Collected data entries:
────────

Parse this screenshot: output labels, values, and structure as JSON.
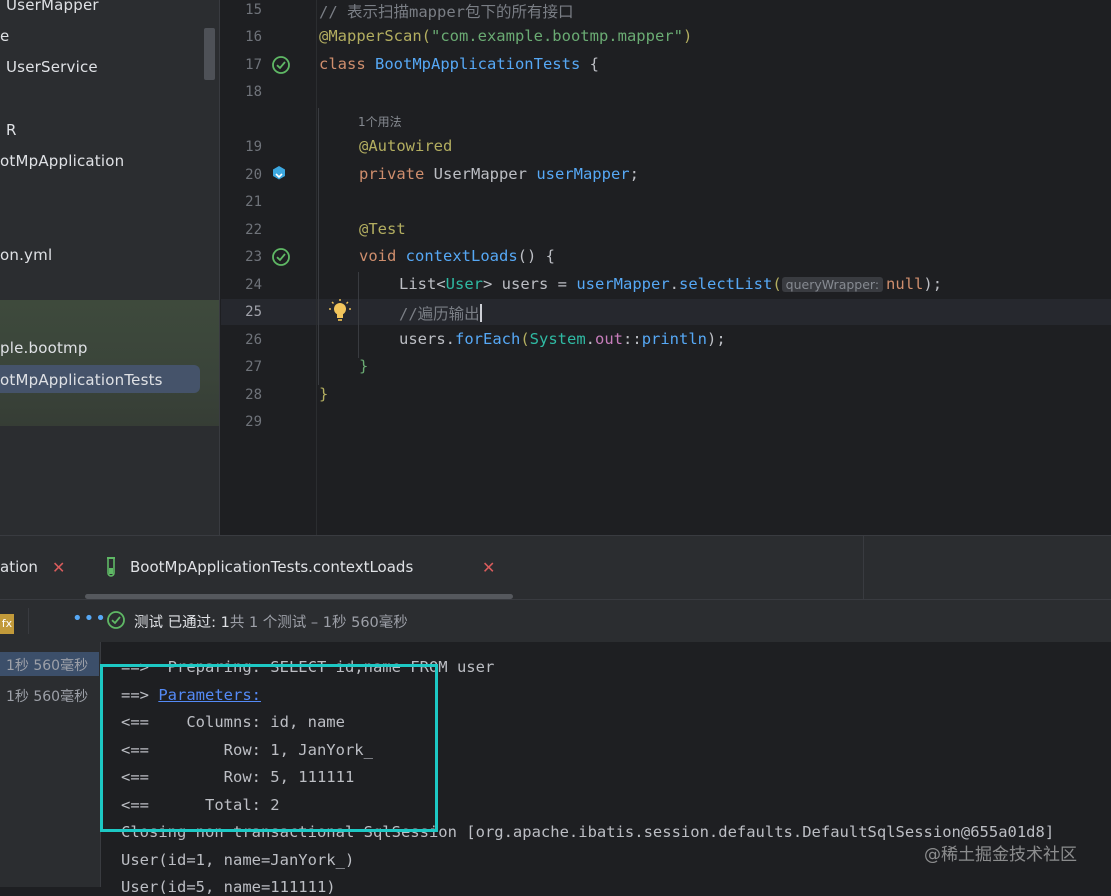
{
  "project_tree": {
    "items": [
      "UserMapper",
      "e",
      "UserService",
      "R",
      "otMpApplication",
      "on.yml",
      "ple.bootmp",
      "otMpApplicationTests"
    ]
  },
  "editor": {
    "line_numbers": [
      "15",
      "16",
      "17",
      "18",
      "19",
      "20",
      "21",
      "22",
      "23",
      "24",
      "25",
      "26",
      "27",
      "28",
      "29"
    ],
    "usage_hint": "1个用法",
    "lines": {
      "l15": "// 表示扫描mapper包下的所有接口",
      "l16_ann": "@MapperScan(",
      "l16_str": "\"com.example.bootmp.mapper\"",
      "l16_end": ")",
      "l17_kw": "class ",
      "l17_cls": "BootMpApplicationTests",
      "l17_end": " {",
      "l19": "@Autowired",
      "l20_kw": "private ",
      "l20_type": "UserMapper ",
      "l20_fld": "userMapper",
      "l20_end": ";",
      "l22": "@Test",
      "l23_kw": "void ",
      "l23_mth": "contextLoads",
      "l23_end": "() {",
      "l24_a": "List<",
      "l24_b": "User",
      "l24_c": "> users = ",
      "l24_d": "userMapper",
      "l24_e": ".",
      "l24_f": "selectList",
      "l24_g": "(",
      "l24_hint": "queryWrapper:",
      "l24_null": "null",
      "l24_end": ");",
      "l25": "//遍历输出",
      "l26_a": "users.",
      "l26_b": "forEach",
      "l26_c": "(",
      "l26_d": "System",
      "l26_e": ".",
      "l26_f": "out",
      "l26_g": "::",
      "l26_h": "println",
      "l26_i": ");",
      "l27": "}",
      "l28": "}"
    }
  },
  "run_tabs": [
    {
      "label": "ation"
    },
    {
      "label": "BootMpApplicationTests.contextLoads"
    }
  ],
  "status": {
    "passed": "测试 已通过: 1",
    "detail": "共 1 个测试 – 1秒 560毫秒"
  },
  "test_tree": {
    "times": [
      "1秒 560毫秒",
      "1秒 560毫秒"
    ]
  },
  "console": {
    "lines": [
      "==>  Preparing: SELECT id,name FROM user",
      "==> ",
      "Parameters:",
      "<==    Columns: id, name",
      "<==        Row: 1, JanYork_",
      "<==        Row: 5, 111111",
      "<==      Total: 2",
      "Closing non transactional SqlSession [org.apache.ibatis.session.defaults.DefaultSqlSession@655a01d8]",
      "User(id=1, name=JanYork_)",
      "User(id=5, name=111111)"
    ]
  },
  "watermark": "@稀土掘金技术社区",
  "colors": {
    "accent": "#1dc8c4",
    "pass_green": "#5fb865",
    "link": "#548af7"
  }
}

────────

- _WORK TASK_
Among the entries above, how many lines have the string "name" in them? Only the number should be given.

- _THE COMPLETED TASK_
4